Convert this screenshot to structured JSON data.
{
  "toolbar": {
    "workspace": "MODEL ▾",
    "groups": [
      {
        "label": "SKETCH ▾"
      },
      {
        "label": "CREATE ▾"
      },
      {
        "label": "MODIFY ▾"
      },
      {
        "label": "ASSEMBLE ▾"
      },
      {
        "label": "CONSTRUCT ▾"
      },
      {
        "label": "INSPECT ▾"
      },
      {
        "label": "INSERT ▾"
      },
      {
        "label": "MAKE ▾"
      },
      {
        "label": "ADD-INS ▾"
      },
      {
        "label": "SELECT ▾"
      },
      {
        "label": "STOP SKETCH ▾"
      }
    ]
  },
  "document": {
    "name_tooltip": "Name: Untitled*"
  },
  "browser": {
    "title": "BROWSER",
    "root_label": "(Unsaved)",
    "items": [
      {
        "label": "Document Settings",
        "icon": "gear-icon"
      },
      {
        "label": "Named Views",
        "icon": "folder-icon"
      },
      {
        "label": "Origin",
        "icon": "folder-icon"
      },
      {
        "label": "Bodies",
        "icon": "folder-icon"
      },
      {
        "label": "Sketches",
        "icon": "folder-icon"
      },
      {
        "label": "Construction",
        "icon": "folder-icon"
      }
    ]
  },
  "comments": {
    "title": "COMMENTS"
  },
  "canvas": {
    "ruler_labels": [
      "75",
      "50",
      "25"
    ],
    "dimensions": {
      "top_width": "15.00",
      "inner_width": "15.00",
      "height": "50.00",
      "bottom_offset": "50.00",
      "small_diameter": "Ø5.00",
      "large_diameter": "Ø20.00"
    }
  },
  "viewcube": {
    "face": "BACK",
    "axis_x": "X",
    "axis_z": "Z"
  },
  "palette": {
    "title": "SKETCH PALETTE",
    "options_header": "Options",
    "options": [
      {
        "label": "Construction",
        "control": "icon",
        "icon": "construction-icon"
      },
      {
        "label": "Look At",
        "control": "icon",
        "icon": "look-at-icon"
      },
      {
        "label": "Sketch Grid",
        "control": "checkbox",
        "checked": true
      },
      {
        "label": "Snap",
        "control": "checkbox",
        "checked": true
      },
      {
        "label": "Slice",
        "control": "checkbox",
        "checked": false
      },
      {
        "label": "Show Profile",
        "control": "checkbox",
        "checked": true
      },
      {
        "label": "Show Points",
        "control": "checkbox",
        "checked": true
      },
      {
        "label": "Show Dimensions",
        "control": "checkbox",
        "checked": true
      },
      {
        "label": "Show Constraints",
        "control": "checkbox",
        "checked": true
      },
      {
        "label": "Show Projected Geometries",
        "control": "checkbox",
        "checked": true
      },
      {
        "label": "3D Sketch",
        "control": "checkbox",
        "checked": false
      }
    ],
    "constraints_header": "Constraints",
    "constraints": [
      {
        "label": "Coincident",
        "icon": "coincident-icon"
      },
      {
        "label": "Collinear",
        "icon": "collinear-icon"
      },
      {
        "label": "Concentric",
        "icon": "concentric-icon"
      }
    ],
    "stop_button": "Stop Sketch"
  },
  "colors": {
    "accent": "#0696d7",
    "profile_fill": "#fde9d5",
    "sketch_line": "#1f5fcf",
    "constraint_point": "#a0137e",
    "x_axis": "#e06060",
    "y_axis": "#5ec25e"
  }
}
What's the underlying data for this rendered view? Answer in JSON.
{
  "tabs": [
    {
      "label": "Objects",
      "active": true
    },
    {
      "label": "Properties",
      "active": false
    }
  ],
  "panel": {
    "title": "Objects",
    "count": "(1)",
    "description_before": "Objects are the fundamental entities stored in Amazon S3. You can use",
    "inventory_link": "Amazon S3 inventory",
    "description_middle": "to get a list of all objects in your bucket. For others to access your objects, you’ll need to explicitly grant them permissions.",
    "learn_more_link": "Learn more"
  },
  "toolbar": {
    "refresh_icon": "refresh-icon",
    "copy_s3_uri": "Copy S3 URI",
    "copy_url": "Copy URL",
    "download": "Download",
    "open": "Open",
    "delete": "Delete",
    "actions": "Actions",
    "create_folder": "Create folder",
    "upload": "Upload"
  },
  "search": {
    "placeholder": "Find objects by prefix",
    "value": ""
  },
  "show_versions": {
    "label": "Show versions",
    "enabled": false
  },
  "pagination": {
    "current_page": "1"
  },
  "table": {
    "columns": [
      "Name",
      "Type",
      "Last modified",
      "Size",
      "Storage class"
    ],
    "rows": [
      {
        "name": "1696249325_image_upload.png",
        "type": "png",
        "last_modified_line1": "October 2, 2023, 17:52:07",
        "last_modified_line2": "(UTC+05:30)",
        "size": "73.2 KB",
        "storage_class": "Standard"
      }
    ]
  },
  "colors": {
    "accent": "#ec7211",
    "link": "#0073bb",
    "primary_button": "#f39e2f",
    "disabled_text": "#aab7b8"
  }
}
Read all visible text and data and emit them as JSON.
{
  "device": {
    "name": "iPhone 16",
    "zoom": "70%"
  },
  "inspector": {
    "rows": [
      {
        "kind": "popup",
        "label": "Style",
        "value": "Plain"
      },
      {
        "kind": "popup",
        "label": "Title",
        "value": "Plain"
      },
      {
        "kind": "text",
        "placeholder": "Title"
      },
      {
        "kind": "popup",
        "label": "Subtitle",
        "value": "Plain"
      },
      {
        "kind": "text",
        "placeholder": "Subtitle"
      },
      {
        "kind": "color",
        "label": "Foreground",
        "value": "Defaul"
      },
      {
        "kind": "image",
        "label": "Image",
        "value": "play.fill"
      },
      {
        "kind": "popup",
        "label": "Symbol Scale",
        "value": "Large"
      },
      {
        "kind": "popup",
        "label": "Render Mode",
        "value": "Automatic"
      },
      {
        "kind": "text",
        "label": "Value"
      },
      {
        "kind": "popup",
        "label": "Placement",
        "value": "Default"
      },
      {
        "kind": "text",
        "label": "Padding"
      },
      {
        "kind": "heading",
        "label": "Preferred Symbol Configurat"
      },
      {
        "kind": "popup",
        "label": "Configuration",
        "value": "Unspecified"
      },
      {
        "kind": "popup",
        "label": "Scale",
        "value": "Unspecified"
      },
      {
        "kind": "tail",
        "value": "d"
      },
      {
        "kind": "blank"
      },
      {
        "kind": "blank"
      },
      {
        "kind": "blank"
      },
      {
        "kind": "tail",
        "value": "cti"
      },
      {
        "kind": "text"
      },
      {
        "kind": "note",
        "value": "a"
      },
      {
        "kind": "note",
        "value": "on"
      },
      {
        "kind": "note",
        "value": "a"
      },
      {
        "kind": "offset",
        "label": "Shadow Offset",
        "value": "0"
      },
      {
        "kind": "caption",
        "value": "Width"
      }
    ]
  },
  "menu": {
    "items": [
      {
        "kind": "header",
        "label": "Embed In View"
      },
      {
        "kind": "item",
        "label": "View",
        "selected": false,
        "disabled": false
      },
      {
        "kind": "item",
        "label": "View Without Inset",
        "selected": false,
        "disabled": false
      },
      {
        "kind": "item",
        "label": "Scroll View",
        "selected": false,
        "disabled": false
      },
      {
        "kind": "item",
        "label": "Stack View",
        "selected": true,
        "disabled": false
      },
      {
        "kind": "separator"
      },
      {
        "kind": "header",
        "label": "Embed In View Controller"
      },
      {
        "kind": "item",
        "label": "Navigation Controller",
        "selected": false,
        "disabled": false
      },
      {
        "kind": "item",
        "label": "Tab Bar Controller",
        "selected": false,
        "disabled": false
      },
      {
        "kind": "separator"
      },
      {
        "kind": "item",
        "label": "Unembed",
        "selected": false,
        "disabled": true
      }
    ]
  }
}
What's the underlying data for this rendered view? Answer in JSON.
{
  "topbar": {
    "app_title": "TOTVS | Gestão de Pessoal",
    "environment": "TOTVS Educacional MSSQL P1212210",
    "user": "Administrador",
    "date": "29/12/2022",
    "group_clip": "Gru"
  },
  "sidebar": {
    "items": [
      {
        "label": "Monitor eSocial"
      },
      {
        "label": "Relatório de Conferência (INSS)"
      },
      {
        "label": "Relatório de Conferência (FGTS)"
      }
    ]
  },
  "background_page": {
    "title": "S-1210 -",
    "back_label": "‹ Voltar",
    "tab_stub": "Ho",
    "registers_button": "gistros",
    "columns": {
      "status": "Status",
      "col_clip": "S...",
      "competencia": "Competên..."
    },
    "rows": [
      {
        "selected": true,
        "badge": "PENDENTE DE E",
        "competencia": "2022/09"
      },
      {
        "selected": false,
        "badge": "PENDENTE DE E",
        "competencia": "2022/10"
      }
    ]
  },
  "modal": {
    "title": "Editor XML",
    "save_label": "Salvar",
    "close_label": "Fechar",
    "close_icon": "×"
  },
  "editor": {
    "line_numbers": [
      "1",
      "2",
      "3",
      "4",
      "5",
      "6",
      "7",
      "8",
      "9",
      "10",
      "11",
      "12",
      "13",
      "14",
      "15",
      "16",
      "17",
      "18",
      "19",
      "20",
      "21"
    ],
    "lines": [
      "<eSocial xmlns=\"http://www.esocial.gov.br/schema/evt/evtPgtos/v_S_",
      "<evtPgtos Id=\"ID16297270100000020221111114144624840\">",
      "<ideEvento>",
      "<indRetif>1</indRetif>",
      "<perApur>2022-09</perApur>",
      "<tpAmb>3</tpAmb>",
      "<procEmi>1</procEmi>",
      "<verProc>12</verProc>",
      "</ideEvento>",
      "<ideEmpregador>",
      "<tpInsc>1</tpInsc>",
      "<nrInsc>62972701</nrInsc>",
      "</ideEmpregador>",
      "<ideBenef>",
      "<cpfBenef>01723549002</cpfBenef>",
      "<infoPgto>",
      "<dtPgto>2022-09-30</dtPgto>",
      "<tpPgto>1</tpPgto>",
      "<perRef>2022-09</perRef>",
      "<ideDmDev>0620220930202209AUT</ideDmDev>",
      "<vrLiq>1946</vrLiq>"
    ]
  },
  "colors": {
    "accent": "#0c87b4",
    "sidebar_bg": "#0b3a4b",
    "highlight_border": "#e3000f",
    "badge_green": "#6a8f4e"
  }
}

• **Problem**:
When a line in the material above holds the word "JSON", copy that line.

• **Written reply**:
Convert this screenshot to structured JSON data.
What's the underlying data for this rendered view? Answer in JSON.
Read all visible text and data and emit them as JSON.
What's the underlying data for this rendered view? Answer in JSON.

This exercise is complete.